Zimbabwe are the masters of glorious failure, with a football history based on near misses and hollow victories after the real prize has been lost.
Nickname: The Warriors
Coach: Sunday Marimo
Captain: Peter Ndlovu
Cup record: First appearance
Such is the country's reputation for spectacular collapse in the qualifying stages, it has taken them 23 years to finally bury the 'nearly men' tag and qualify for their first Cup of Nations.
The Warriors sneaked in through the back door after picking up the best-placed runners-up ticket and they will do well not to finish bottom of their group in the finals.
Locally-based players make up more than half of the squad for Tunisia 2004, while the others play in South Africa and Europe's lower divisions.
Did you know? Peter Ndlovu is the longest-serving African professional in English football. He was first signed by Coventry City in 1991 and now plays for Sheffield United.
Although Tunisia 2004 represents his first shot at the major prize in African football, Sunday Marimo holds the distinction of succeeding where others before him have failed.
Sunday Marimo made history for Zimbabwe
And qualifying the Warriors for their first ever finals was an achievement made all the more remarkable by the fact that it came against a backdrop of administrative chaos and severe financial difficulties.
Marimo, who took over as coach in May 2002, is well respected by the players and adored by the public.
Kaitano Tembo is the team's vice-captain and a tower of strength in defence. The South Africa-based central defender has excelled since being recalled to the Warriors by Marimo.
Zimbabwe's chances of progressing beyond the group stage could hinge on whether the 33-year-old can deal with the threat posed by some of Africa's deadliest strikers.
Strength in depth remains a real problem for the Warriors, which is why they are something of a one-man team centred around Peter Ndlovu.
Zimbabwe are simply not the same team without him, in terms of both his individual contribution and inspiration he brings to team-mates.
As captain of the side, the 30-year-old is constantly urging on the younger players and motivating the team to lift their heads when things do not go their way.

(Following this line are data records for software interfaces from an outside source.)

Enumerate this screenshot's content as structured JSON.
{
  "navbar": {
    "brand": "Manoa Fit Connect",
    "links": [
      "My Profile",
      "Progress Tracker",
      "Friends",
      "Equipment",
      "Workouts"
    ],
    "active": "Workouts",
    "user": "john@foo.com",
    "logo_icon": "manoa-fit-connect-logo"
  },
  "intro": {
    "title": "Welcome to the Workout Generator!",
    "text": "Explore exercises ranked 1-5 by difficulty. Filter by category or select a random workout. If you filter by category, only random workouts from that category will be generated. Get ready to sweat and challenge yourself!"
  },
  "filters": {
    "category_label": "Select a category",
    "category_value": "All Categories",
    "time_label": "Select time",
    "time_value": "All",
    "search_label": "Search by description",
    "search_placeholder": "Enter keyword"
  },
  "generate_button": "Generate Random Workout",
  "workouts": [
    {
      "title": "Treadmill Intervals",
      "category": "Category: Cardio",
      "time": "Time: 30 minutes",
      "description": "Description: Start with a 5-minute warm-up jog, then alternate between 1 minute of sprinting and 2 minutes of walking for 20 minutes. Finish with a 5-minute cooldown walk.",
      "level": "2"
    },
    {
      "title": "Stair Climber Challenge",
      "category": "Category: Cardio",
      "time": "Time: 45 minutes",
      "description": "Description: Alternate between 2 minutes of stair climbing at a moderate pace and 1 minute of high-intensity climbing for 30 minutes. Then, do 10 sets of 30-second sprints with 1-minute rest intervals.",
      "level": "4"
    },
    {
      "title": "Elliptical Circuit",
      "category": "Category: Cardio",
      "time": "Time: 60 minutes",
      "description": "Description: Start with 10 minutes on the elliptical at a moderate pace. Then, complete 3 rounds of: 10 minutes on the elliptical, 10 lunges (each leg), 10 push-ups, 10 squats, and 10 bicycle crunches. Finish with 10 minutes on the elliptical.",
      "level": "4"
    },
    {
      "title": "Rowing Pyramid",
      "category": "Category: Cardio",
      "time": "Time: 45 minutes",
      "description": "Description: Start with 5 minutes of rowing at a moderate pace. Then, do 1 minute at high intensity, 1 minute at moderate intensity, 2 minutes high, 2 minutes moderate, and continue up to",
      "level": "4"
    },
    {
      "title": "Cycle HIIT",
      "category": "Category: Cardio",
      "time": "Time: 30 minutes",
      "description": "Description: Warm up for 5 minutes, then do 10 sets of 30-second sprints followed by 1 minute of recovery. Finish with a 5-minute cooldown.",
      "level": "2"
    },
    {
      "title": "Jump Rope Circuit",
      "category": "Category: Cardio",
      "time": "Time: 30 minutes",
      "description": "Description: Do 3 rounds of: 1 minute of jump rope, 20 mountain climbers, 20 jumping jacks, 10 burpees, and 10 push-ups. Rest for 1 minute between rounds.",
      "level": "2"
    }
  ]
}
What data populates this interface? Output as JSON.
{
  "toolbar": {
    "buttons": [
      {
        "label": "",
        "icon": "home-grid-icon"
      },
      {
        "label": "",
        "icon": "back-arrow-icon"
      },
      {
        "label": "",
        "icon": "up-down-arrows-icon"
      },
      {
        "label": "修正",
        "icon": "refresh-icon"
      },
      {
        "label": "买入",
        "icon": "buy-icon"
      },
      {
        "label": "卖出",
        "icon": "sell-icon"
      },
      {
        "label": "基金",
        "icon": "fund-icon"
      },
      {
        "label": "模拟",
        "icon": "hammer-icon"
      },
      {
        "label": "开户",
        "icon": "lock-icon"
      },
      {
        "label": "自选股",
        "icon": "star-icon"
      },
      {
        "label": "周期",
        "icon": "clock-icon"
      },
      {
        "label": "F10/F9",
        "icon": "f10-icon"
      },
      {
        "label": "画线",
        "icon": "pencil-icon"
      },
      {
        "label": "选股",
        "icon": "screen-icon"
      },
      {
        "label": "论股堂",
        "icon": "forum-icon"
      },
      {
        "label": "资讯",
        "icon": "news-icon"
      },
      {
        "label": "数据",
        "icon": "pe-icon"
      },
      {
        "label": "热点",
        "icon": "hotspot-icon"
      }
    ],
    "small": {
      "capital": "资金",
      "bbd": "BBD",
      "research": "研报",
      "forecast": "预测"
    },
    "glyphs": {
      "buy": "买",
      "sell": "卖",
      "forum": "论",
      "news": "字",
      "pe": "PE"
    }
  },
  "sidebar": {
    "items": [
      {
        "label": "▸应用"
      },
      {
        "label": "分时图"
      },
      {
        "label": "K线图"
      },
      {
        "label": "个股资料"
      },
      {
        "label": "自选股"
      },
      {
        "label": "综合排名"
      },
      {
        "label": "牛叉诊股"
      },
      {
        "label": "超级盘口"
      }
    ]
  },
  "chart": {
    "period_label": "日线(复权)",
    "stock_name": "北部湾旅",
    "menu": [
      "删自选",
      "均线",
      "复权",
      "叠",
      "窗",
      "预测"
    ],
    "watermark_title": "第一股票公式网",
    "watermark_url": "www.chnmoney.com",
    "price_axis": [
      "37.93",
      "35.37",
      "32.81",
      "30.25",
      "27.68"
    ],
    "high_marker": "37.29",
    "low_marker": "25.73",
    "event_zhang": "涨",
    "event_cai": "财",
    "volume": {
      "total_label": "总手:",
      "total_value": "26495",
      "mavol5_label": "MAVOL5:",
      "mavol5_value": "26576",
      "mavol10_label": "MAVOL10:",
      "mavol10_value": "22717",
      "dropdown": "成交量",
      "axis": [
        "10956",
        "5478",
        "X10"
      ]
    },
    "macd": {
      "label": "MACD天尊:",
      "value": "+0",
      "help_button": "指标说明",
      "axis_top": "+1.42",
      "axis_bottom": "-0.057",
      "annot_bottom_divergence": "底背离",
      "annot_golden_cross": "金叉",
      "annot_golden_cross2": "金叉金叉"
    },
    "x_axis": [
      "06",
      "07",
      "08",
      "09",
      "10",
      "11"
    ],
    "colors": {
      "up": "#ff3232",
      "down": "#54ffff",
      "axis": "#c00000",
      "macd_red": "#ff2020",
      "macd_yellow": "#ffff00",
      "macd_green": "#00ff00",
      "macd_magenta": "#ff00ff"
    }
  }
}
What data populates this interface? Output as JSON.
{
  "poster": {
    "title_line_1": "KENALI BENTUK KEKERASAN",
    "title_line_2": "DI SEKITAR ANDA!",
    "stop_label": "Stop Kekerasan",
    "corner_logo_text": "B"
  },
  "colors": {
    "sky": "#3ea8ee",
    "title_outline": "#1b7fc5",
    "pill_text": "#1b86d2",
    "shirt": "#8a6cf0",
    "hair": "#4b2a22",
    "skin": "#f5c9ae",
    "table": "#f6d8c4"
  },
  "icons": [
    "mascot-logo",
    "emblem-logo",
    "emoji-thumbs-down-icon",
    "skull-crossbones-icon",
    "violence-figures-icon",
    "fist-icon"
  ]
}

Peter Ndlovu inspires team-mates
As he was playing football in the rural areas just over three years ago, Energy Murambadoro's wildest dreams would not have depicted him appearing at Tunisia 2004.
But his ability between the posts will surely be under intense scrutiny when he comes up against the likes of Ahmed 'Mido' Hossam and Samuel Eto'o Fils.
Zimbabwe are in a tough group, so there will be little shame if, as expected, they finish bottom.
Marimo sees reaching the quarter-finals as the benchmark of success, but does anyone else really expect them to do much in this Cup of Nations apart from turn up?
Unlike their politicians, though, the Warriors are unlikely to blame the British government if they fail!